British Airways is to be fined £183.39m by the UK’s Information Commissioner’s Office (ICO) for data protection breaches.
The fine, as set forth by the ICO, will be the largest penalty handed down since the implementation of the European Union’s (EU’s) General Data Protection Regulation (GDPR). The regulator said the company will have a chance to contest the proposed fine, which is roughly 1.5 percent of airline’s annual revenue of £11.6bn worldwide in 2018, well below the maximum rate of 4 percent that can be applied under the GDPR.
According to the ICO, weak security on the airline’s website allowed users to be diverted away to a fraudulent page, starting in June 2018. The ICO’s investigation found that the incident involved customer details including login, payment card, name, address and travel booking information of around 500,000 users had been harvested.
“People’s personal data is just that – personal,” said Information Commissioner Elizabeth Denham. “When an organisation fails to protect it from loss, damage or theft it is more than an inconvenience. That’s why the law is clear – when you are entrusted with personal data you must look after it. Those that don’t will face scrutiny from my office to check they have taken appropriate steps to protect fundamental privacy rights.”

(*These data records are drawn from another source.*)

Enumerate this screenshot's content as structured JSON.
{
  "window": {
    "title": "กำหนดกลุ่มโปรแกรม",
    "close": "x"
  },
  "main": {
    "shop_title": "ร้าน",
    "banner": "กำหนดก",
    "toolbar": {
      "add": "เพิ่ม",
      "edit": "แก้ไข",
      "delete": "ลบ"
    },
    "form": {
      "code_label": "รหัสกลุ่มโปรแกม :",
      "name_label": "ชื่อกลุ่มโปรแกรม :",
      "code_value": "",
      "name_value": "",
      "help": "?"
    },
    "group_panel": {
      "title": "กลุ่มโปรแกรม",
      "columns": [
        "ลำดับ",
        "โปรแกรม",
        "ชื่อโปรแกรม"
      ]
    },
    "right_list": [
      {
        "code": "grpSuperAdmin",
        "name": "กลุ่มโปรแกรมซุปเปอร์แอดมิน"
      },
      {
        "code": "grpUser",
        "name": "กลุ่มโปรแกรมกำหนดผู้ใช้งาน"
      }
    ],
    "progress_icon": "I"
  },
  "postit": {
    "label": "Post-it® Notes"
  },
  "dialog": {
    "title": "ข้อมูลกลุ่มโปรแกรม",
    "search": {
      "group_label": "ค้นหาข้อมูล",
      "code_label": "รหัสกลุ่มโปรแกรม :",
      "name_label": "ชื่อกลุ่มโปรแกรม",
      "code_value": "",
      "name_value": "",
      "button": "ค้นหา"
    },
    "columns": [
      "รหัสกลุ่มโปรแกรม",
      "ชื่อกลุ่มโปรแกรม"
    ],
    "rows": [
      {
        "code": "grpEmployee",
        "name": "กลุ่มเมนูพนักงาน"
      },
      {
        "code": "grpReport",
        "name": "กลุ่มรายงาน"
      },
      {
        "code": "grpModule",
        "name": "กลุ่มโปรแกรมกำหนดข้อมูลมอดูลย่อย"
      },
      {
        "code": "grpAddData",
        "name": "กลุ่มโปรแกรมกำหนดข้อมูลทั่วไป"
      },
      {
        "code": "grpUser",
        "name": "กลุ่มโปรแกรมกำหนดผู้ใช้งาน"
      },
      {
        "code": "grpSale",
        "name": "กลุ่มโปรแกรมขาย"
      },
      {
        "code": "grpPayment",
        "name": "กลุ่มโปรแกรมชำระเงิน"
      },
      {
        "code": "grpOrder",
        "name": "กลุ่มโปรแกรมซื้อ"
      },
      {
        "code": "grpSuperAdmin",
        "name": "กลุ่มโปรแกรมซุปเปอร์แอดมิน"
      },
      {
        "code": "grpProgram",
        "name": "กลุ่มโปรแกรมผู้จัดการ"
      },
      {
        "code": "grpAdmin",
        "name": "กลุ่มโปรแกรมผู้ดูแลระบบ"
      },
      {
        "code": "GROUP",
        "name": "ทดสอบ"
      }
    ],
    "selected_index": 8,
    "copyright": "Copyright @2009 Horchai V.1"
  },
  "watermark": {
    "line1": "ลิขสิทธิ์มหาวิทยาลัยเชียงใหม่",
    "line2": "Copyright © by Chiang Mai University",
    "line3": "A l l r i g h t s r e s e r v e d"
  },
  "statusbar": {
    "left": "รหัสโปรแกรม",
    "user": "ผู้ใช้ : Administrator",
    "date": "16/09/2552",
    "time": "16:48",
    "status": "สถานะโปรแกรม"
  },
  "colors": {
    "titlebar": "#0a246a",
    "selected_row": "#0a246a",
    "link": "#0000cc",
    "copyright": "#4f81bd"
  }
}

British Airways, which has subsequently improved its security protocols, has said it will fight the ruling. The airline can appeal against the findings and scale of the fine before a final decision by the ICO. “We are surprised and disappointed in this initial finding from the ICO,” said Alex Cruz, the chair and chief executive of British Airways. “British Airways responded quickly to a criminal act to steal customers’ data. We have found no evidence of fraud/fraudulent activity on accounts linked to the theft. We apologise to our customers for any inconvenience this event caused.”
The ICO noted: “British Airways has cooperated with the ICO investigation and has made improvements to its security arrangements since these events came to light. The company will now have opportunity to make representations to the ICO as to the proposed findings and sanction.”